## Dataset items
------------------------------------------------------------

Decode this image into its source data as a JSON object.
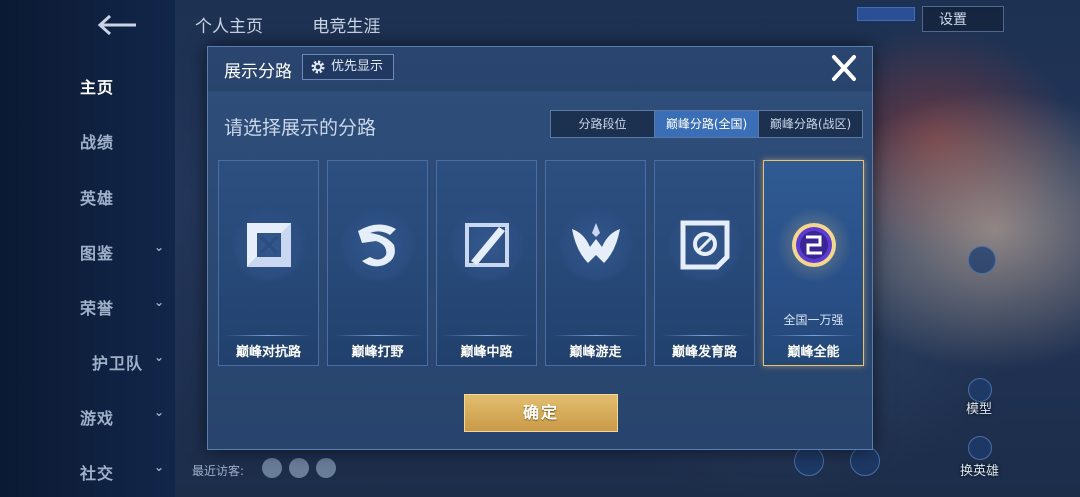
{
  "sidebar": {
    "items": [
      {
        "label": "主页",
        "active": true
      },
      {
        "label": "战绩"
      },
      {
        "label": "英雄"
      },
      {
        "label": "图鉴",
        "chevron": true
      },
      {
        "label": "荣誉",
        "chevron": true
      },
      {
        "label": "护卫队",
        "chevron": true
      },
      {
        "label": "游戏",
        "chevron": true
      },
      {
        "label": "社交",
        "chevron": true
      }
    ]
  },
  "header": {
    "tabs": [
      "个人主页",
      "电竞生涯"
    ],
    "settings_label": "设置"
  },
  "footer": {
    "recent_visitors": "最近访客:"
  },
  "right_panel": {
    "model_label": "模型",
    "change_hero_label": "换英雄"
  },
  "modal": {
    "title": "展示分路",
    "priority_label": "优先显示",
    "subtitle": "请选择展示的分路",
    "segments": [
      "分路段位",
      "巅峰分路(全国)",
      "巅峰分路(战区)"
    ],
    "active_segment": 1,
    "cards": [
      {
        "label": "巅峰对抗路",
        "icon": "sword-shield-icon"
      },
      {
        "label": "巅峰打野",
        "icon": "dragon-icon"
      },
      {
        "label": "巅峰中路",
        "icon": "staff-icon"
      },
      {
        "label": "巅峰游走",
        "icon": "wings-icon"
      },
      {
        "label": "巅峰发育路",
        "icon": "target-icon"
      },
      {
        "label": "巅峰全能",
        "icon": "golden-emblem-icon",
        "rank": "全国一万强",
        "selected": true
      }
    ],
    "confirm_label": "确定"
  },
  "colors": {
    "accent_blue": "#3a6fb8",
    "gold": "#e2bd6e",
    "selected_border": "#e8c36e"
  }
}
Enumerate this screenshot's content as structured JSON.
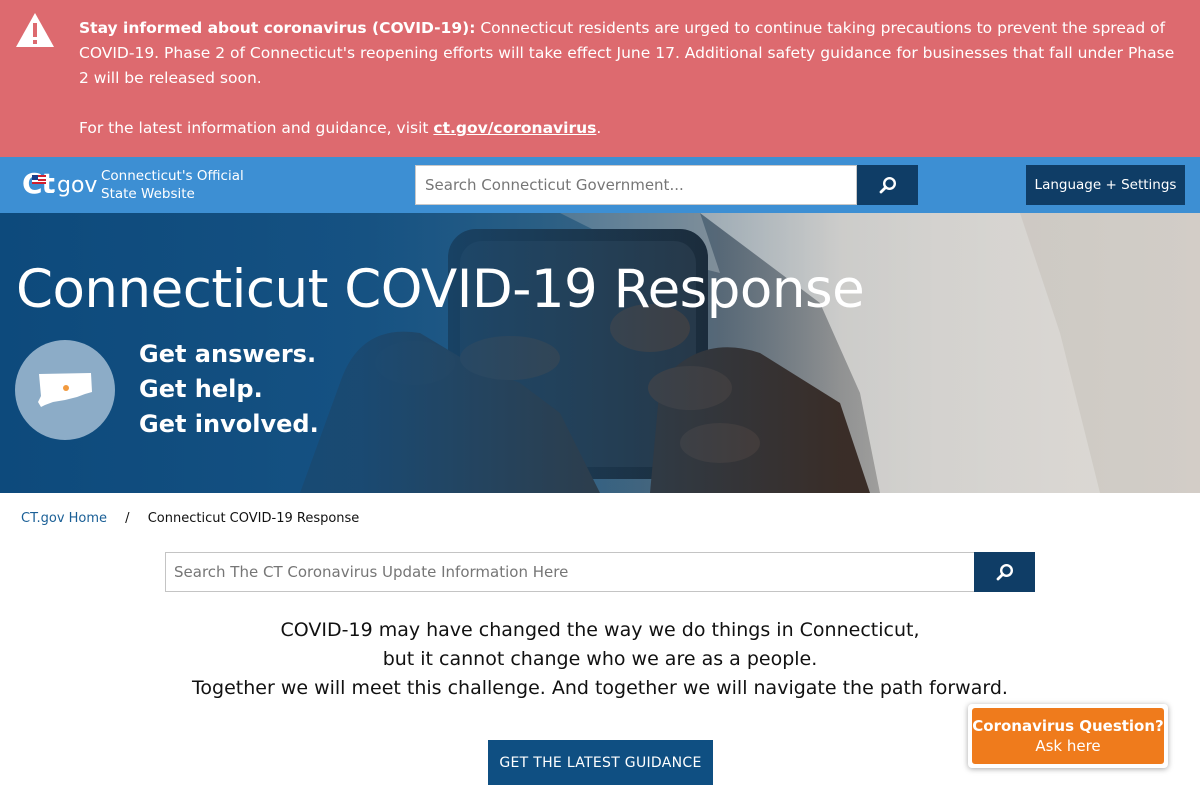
{
  "alert": {
    "heading": "Stay informed about coronavirus (COVID-19):",
    "message": "Connecticut residents are urged to continue taking precautions to prevent the spread of COVID-19. Phase 2 of Connecticut's reopening efforts will take effect June 17. Additional safety guidance for businesses that fall under Phase 2 will be released soon.",
    "info_prefix": "For the latest information and guidance, visit",
    "link_text": "ct.gov/coronavirus",
    "info_suffix": ".",
    "icon": "warning-icon"
  },
  "header": {
    "logo_ct": "Ct",
    "logo_gov": ".gov",
    "site_tagline_line1": "Connecticut's Official",
    "site_tagline_line2": "State Website",
    "search_placeholder": "Search Connecticut Government...",
    "search_icon": "search-icon",
    "language_button": "Language + Settings"
  },
  "hero": {
    "title": "Connecticut COVID-19 Response",
    "lines": [
      "Get answers.",
      "Get help.",
      "Get involved."
    ],
    "emblem_icon": "connecticut-map-icon"
  },
  "breadcrumb": {
    "home": "CT.gov Home",
    "separator": "/",
    "current": "Connecticut COVID-19 Response"
  },
  "main_search": {
    "placeholder": "Search The CT Coronavirus Update Information Here",
    "icon": "search-icon"
  },
  "tagline": [
    "COVID-19 may have changed the way we do things in Connecticut,",
    "but it cannot change who we are as a people.",
    "Together we will meet this challenge. And together we will navigate the path forward."
  ],
  "cta": {
    "label": "GET THE LATEST GUIDANCE"
  },
  "chat": {
    "title": "Coronavirus Question?",
    "subtitle": "Ask here"
  },
  "colors": {
    "alert_bg": "#dd6a6f",
    "header_bg": "#3d8fd3",
    "navy": "#0f3d66",
    "cta_bg": "#0f4f82",
    "chat_orange": "#ef7b1c"
  }
}
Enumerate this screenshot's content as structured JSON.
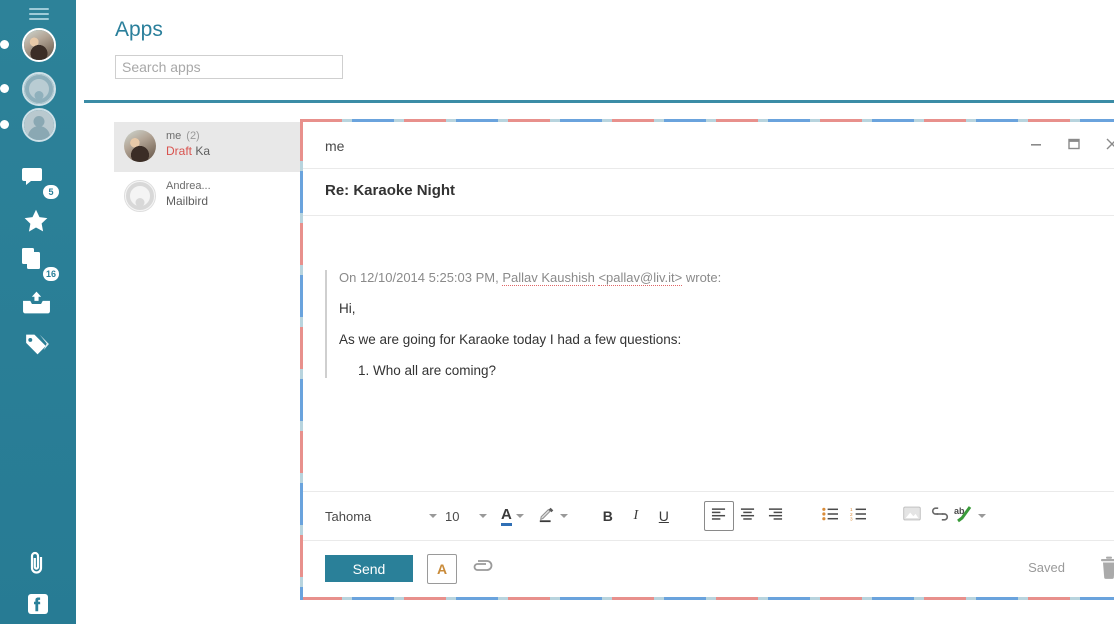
{
  "sidebar": {
    "menu_label": "menu",
    "accounts": [
      {
        "name": "account-photo",
        "has_dot": true
      },
      {
        "name": "account-logo",
        "has_dot": true
      },
      {
        "name": "account-person",
        "has_dot": true
      }
    ],
    "nav": [
      {
        "icon": "chat-icon",
        "badge": "5",
        "label": "Chat"
      },
      {
        "icon": "star-icon",
        "badge": "",
        "label": "Favorites"
      },
      {
        "icon": "documents-icon",
        "badge": "16",
        "label": "Documents"
      },
      {
        "icon": "inbox-upload-icon",
        "badge": "",
        "label": "Inbox"
      },
      {
        "icon": "tags-icon",
        "badge": "",
        "label": "Tags"
      }
    ],
    "bottom": [
      {
        "icon": "paperclip-icon",
        "label": "Attachments"
      },
      {
        "icon": "facebook-icon",
        "label": "Facebook"
      }
    ]
  },
  "header": {
    "title": "Apps",
    "search_placeholder": "Search apps",
    "search_value": ""
  },
  "mail_list": [
    {
      "sender": "me",
      "count": "(2)",
      "status": "Draft",
      "preview": "Ka",
      "selected": true,
      "avatar": "photo"
    },
    {
      "sender": "Andrea...",
      "count": "",
      "status": "",
      "preview": "Mailbird",
      "selected": false,
      "avatar": "ghost"
    }
  ],
  "compose": {
    "window_title": "me",
    "subject": "Re: Karaoke Night",
    "controls": {
      "minimize": "minimize-icon",
      "maximize": "maximize-icon",
      "close": "close-icon"
    },
    "quote": {
      "header_prefix": "On 12/10/2014 5:25:03 PM, ",
      "header_name": "Pallav Kaushish",
      "header_email": "<pallav@liv.it>",
      "header_suffix": " wrote:",
      "greeting": "Hi,",
      "paragraph": "As we are going for Karaoke today I had a few questions:",
      "list_items": [
        "Who all are coming?"
      ]
    },
    "toolbar": {
      "font_family": "Tahoma",
      "font_size": "10",
      "font_color_label": "A",
      "font_color_swatch": "#2f6fb5",
      "highlight_label": "highlight-icon",
      "bold_label": "B",
      "italic_label": "I",
      "underline_label": "U",
      "align_left": "align-left-icon",
      "align_center": "align-center-icon",
      "align_right": "align-right-icon",
      "bullet_list": "bullet-list-icon",
      "numbered_list": "numbered-list-icon",
      "insert_image": "image-icon",
      "insert_link": "link-icon",
      "spellcheck": "spellcheck-icon"
    },
    "actions": {
      "send_label": "Send",
      "format_toggle_label": "A",
      "attach_label": "attachment-icon",
      "saved_label": "Saved",
      "delete_label": "trash-icon"
    }
  },
  "colors": {
    "sidebar_bg": "#2a8099",
    "accent": "#2a8099",
    "title_text": "#2a7f9b",
    "draft_red": "#d9534f",
    "header_rule": "#3b8ca6"
  }
}
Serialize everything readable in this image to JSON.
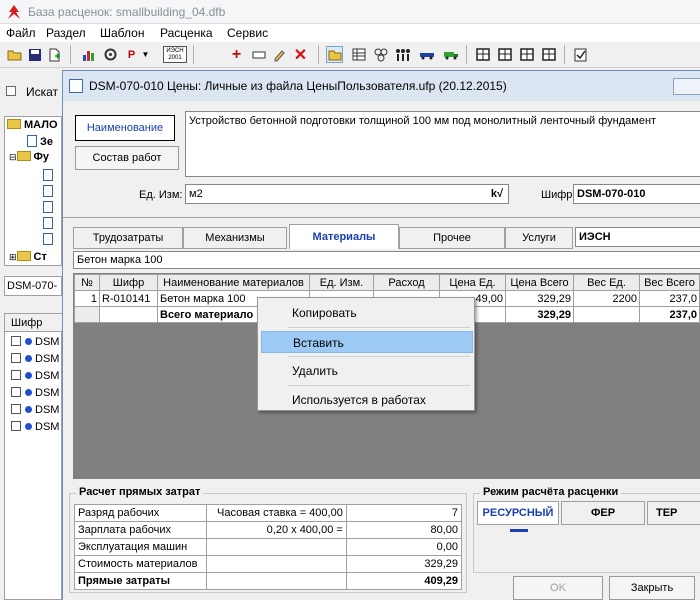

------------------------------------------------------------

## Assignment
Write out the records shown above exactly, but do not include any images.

## Exercise solution
Decode this image into its source data as a JSON object.
{
  "sidebar": {
    "items": [
      {
        "label": "主页",
        "active": true
      },
      {
        "label": "战绩"
      },
      {
        "label": "英雄"
      },
      {
        "label": "图鉴",
        "chevron": true
      },
      {
        "label": "荣誉",
        "chevron": true
      },
      {
        "label": "护卫队",
        "chevron": true
      },
      {
        "label": "游戏",
        "chevron": true
      },
      {
        "label": "社交",
        "chevron": true
      }
    ]
  },
  "header": {
    "tabs": [
      "个人主页",
      "电竞生涯"
    ],
    "settings_label": "设置"
  },
  "footer": {
    "recent_visitors": "最近访客:"
  },
  "right_panel": {
    "model_label": "模型",
    "change_hero_label": "换英雄"
  },
  "modal": {
    "title": "展示分路",
    "priority_label": "优先显示",
    "subtitle": "请选择展示的分路",
    "segments": [
      "分路段位",
      "巅峰分路(全国)",
      "巅峰分路(战区)"
    ],
    "active_segment": 1,
    "cards": [
      {
        "label": "巅峰对抗路",
        "icon": "sword-shield-icon"
      },
      {
        "label": "巅峰打野",
        "icon": "dragon-icon"
      },
      {
        "label": "巅峰中路",
        "icon": "staff-icon"
      },
      {
        "label": "巅峰游走",
        "icon": "wings-icon"
      },
      {
        "label": "巅峰发育路",
        "icon": "target-icon"
      },
      {
        "label": "巅峰全能",
        "icon": "golden-emblem-icon",
        "rank": "全国一万强",
        "selected": true
      }
    ],
    "confirm_label": "确定"
  },
  "colors": {
    "accent_blue": "#3a6fb8",
    "gold": "#e2bd6e",
    "selected_border": "#e8c36e"
  }
}
Enumerate this screenshot's content as structured JSON.
{
  "alert": {
    "heading": "Stay informed about coronavirus (COVID-19):",
    "message": "Connecticut residents are urged to continue taking precautions to prevent the spread of COVID-19. Phase 2 of Connecticut's reopening efforts will take effect June 17. Additional safety guidance for businesses that fall under Phase 2 will be released soon.",
    "info_prefix": "For the latest information and guidance, visit",
    "link_text": "ct.gov/coronavirus",
    "info_suffix": ".",
    "icon": "warning-icon"
  },
  "header": {
    "logo_ct": "Ct",
    "logo_gov": ".gov",
    "site_tagline_line1": "Connecticut's Official",
    "site_tagline_line2": "State Website",
    "search_placeholder": "Search Connecticut Government...",
    "search_icon": "search-icon",
    "language_button": "Language + Settings"
  },
  "hero": {
    "title": "Connecticut COVID-19 Response",
    "lines": [
      "Get answers.",
      "Get help.",
      "Get involved."
    ],
    "emblem_icon": "connecticut-map-icon"
  },
  "breadcrumb": {
    "home": "CT.gov Home",
    "separator": "/",
    "current": "Connecticut COVID-19 Response"
  },
  "main_search": {
    "placeholder": "Search The CT Coronavirus Update Information Here",
    "icon": "search-icon"
  },
  "tagline": [
    "COVID-19 may have changed the way we do things in Connecticut,",
    "but it cannot change who we are as a people.",
    "Together we will meet this challenge. And together we will navigate the path forward."
  ],
  "cta": {
    "label": "GET THE LATEST GUIDANCE"
  },
  "chat": {
    "title": "Coronavirus Question?",
    "subtitle": "Ask here"
  },
  "colors": {
    "alert_bg": "#dd6a6f",
    "header_bg": "#3d8fd3",
    "navy": "#0f3d66",
    "cta_bg": "#0f4f82",
    "chat_orange": "#ef7b1c"
  }
}
Enumerate this screenshot's content as structured JSON.
{
  "sidebar": {
    "menu_label": "menu",
    "accounts": [
      {
        "name": "account-photo",
        "has_dot": true
      },
      {
        "name": "account-logo",
        "has_dot": true
      },
      {
        "name": "account-person",
        "has_dot": true
      }
    ],
    "nav": [
      {
        "icon": "chat-icon",
        "badge": "5",
        "label": "Chat"
      },
      {
        "icon": "star-icon",
        "badge": "",
        "label": "Favorites"
      },
      {
        "icon": "documents-icon",
        "badge": "16",
        "label": "Documents"
      },
      {
        "icon": "inbox-upload-icon",
        "badge": "",
        "label": "Inbox"
      },
      {
        "icon": "tags-icon",
        "badge": "",
        "label": "Tags"
      }
    ],
    "bottom": [
      {
        "icon": "paperclip-icon",
        "label": "Attachments"
      },
      {
        "icon": "facebook-icon",
        "label": "Facebook"
      }
    ]
  },
  "header": {
    "title": "Apps",
    "search_placeholder": "Search apps",
    "search_value": ""
  },
  "mail_list": [
    {
      "sender": "me",
      "count": "(2)",
      "status": "Draft",
      "preview": "Ka",
      "selected": true,
      "avatar": "photo"
    },
    {
      "sender": "Andrea...",
      "count": "",
      "status": "",
      "preview": "Mailbird",
      "selected": false,
      "avatar": "ghost"
    }
  ],
  "compose": {
    "window_title": "me",
    "subject": "Re: Karaoke Night",
    "controls": {
      "minimize": "minimize-icon",
      "maximize": "maximize-icon",
      "close": "close-icon"
    },
    "quote": {
      "header_prefix": "On 12/10/2014 5:25:03 PM, ",
      "header_name": "Pallav Kaushish",
      "header_email": "<pallav@liv.it>",
      "header_suffix": " wrote:",
      "greeting": "Hi,",
      "paragraph": "As we are going for Karaoke today I had a few questions:",
      "list_items": [
        "Who all are coming?"
      ]
    },
    "toolbar": {
      "font_family": "Tahoma",
      "font_size": "10",
      "font_color_label": "A",
      "font_color_swatch": "#2f6fb5",
      "highlight_label": "highlight-icon",
      "bold_label": "B",
      "italic_label": "I",
      "underline_label": "U",
      "align_left": "align-left-icon",
      "align_center": "align-center-icon",
      "align_right": "align-right-icon",
      "bullet_list": "bullet-list-icon",
      "numbered_list": "numbered-list-icon",
      "insert_image": "image-icon",
      "insert_link": "link-icon",
      "spellcheck": "spellcheck-icon"
    },
    "actions": {
      "send_label": "Send",
      "format_toggle_label": "A",
      "attach_label": "attachment-icon",
      "saved_label": "Saved",
      "delete_label": "trash-icon"
    }
  },
  "colors": {
    "sidebar_bg": "#2a8099",
    "accent": "#2a8099",
    "title_text": "#2a7f9b",
    "draft_red": "#d9534f",
    "header_rule": "#3b8ca6"
  }
}
Serialize everything readable in this image to JSON.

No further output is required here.